MONTGOMERY, Ala. (WIAT) — As Alabama looks to take on changes in its prison system, Gov. Kay Ivey is firing back at one New York congressman who is asking the government to not allow states to use COVID-19 stimulus money to build new prisons.
On Monday, US Congressman Jerry Nadler sent a letter urging the US Treasury Department to not allow states like Alabama to use money allocated through the American Rescue Plan (ARP) for prisons. The letter came as the Alabama Legislature has started a special session to consider a prison construction plan covering $1.3 billion, covering the construction of three mega prisons, as well as renovating and closing others.
Specifically, the plan would use $400 million of ARP funds to help pay for the construction.

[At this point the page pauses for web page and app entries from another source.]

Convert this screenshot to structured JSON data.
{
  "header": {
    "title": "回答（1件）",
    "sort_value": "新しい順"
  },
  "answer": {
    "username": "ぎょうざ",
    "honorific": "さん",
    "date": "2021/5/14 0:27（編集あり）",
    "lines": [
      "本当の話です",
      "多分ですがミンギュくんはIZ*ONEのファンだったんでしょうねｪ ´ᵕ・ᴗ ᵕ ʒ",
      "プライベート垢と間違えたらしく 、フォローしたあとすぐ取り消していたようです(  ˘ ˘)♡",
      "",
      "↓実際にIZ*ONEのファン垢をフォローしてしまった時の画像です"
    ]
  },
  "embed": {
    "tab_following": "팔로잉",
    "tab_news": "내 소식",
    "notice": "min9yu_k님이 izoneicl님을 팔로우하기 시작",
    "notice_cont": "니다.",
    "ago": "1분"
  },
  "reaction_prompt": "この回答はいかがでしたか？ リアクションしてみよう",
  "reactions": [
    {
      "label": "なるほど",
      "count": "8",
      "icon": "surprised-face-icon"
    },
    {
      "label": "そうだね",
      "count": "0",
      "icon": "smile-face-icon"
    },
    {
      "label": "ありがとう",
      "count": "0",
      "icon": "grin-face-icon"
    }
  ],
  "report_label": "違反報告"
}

Alabama has allocated over $2 billion from the ARP for different projects.
“The answer to the problem of prison overcrowding and aging facilities is not the construction of more prisons, rather it is to invest directly in better care for individuals currently incarcerated and to take meaningful steps to decarcerate whenever possible,” Nadler wrote in his letter. “The ARP is a historic effort to provide urgent assistance in a time of great suffering. It should not be used to worsen our national problem of over-incarceration.”
On Tuesday, Ivey released the following statement in response to Nadler’s letter.
“The Democrat-controlled federal government has never had an issue with throwing trillions of dollars toward their ideological pet projects. Their political agenda is glaringly obvious to send a letter to the U.S. Treasury on the first day of our special session asking the federal government to ignore the laws they themselves wrote and to overstep our Alabama-driven plan. I would suggest to the New York Congressman, and for that matter the federal government, that they worry more about avoiding the pending government shutdown and running the country. The fact is, the American Rescue Plan Act allows these funds to be used for lost revenue and sending a letter in the last hour will not change the way the law is written. These prisons need to be built, and we have crafted a fiscally conservative plan that will cost Alabamians the least amount of money to get to the solution required. While our prison infrastructure is broken, our ability to govern is not. Same can’t be said for D.C.”
Ivey has maintained that it was in Alabama’s best interest to get its prisons under control so that they would not fall under federal oversight to get those changes done.
“They are getting closer and closer to wanting to intervene and that’s something we cannot let happen,” Ivey said last week at the Kiwanis Club of Montgomery. “If they take over, they’ll turn prisoners out, no questions asked.”
The special session started Monday.
Material from the Associated Press was used in this report.